The scanner will also be used in Conners’ upcoming research study utilizing the underwater treadmill in adults with type 2 diabetes. “People with higher amounts of fat collected centrally are at a higher risk for diabetes and cardiovascular disease compared to fat located peripherally” Conners said. “Reduction of abdominal fat is directly linked to improved insulin sensitivity and insulin receptor function within muscle tissue.”

Mathis noted that improvements in insulin sensitivity and receptor function are linked to Hemoglobin A1c, the primary outcome variable of Conners’ research study. A DXA x-ray system is needed to detect changes in regional adiposity and muscle mass following a progressive and incremental walking program.

And, Mathis said, Dr. Louise O’Keefe will explore an opportunity to integrate the use of the DXA in the nursing program to screen older, mobile adults in nursing homes for bone density and institute a fall prevention program based on the findings from the DXA scan.

“Undergraduate nursing students visit nursing homes as part of their clinical training,” O’Keefe said. “The students can work together to provide bone density screenings, identify individuals with a high risk for falls, and initiate a fall prevention program based on national guidelines.”

Mathis has authored and published numerous articles and abstracts on movement and degenerative conditions, and bone density studies. She combined the fields of computer science, mathematics and exercise science to form a career in kinesiology. Her future academic plans include applying her research work in bone health to lower limb amputee populations.
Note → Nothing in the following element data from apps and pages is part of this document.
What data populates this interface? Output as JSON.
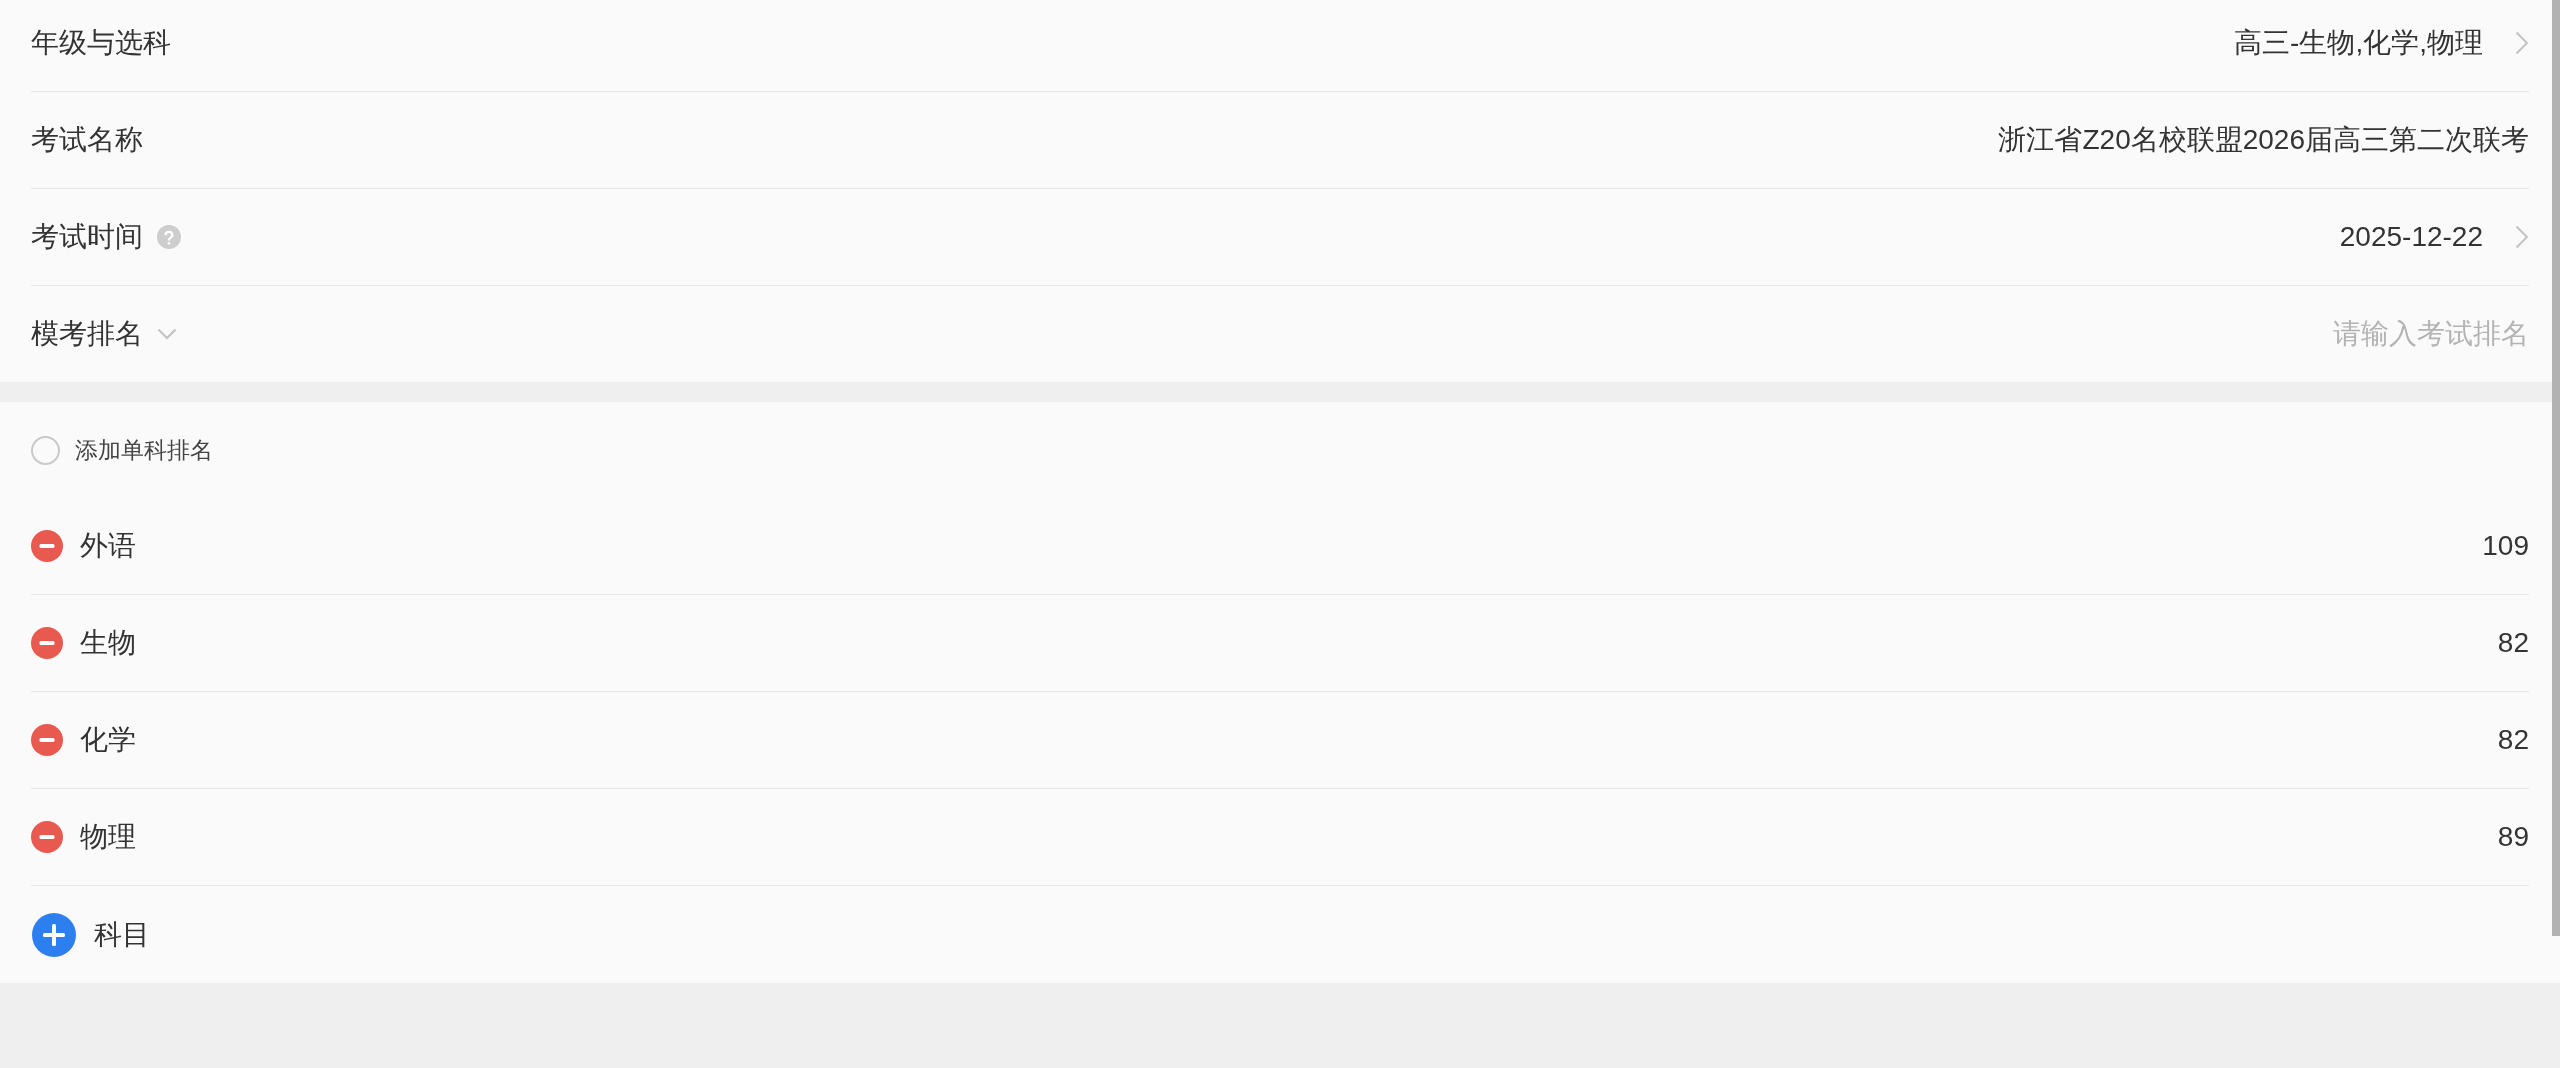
{
  "form": {
    "rows": [
      {
        "kind": "picker",
        "label": "年级与选科",
        "value": "高三-生物,化学,物理"
      },
      {
        "kind": "text",
        "label": "考试名称",
        "value": "浙江省Z20名校联盟2026届高三第二次联考"
      },
      {
        "kind": "picker",
        "label": "考试时间",
        "label_icon": {
          "kind": "help"
        },
        "value": "2025-12-22"
      },
      {
        "kind": "input",
        "label": "模考排名",
        "label_icon": {
          "kind": "caret"
        },
        "placeholder": "请输入考试排名"
      }
    ]
  },
  "single_subject_ranking": {
    "label": "添加单科排名",
    "checked": false
  },
  "subjects": [
    {
      "name": "外语",
      "rank": "109"
    },
    {
      "name": "生物",
      "rank": "82"
    },
    {
      "name": "化学",
      "rank": "82"
    },
    {
      "name": "物理",
      "rank": "89"
    }
  ],
  "add_subject_button": {
    "label": "科目"
  }
}
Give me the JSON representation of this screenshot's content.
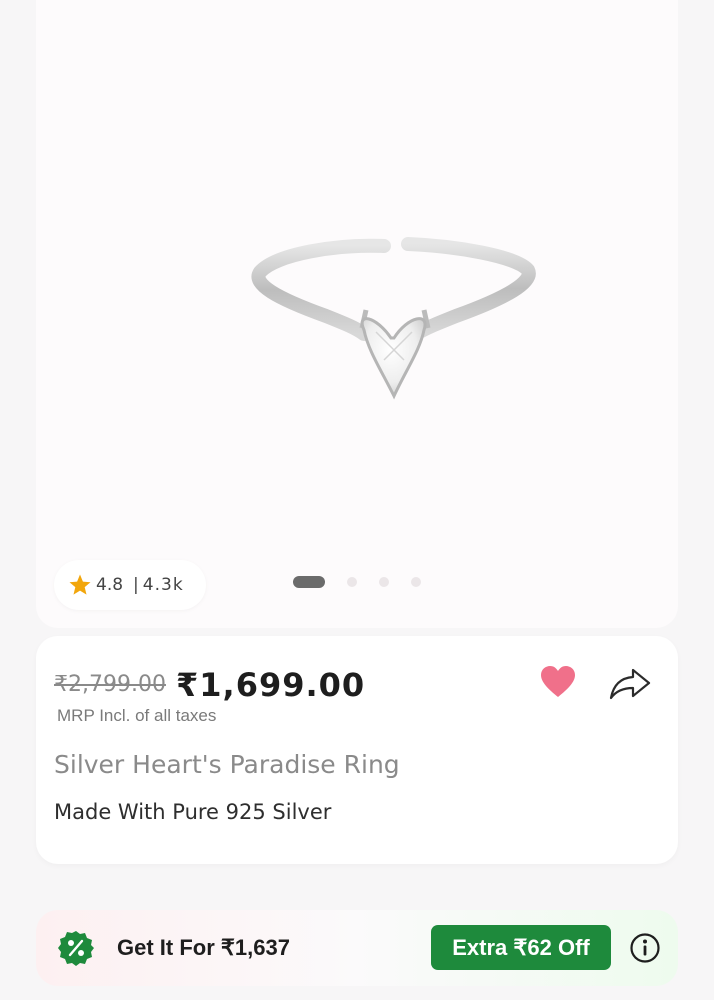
{
  "product_gallery": {
    "image_alt": "silver heart ring",
    "rating": "4.8",
    "rating_separator": "|",
    "review_count": "4.3k",
    "carousel_pages": 4,
    "carousel_active_index": 0
  },
  "pricing": {
    "mrp": "₹2,799.00",
    "price": "₹1,699.00",
    "mrp_note": "MRP Incl. of all taxes"
  },
  "product": {
    "title": "Silver Heart's Paradise Ring",
    "subtitle": "Made With Pure 925 Silver"
  },
  "actions": {
    "wishlist_icon": "heart-icon",
    "share_icon": "share-arrow-icon"
  },
  "offer": {
    "icon": "percent-badge-icon",
    "text": "Get It For ₹1,637",
    "extra_label": "Extra ₹62 Off",
    "info_icon": "info-icon"
  },
  "colors": {
    "wishlist_heart": "#f0708a",
    "offer_green": "#1e8a3c",
    "star": "#f2a60c"
  }
}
She received a Bachelor of Science degree in Mathematics with a minor in Computer Science and a Masters of Science degree in Mathematics from Mississippi College (Clinton, MS). Mathis earned a second Masters of Science degree in Mathematics from The University of Tennessee (Knoxville, TN), and a PhD in Health and Human Performance Specialization in Exercise Science from Middle Tennessee State University (Murfreesboro, TN).

See original article.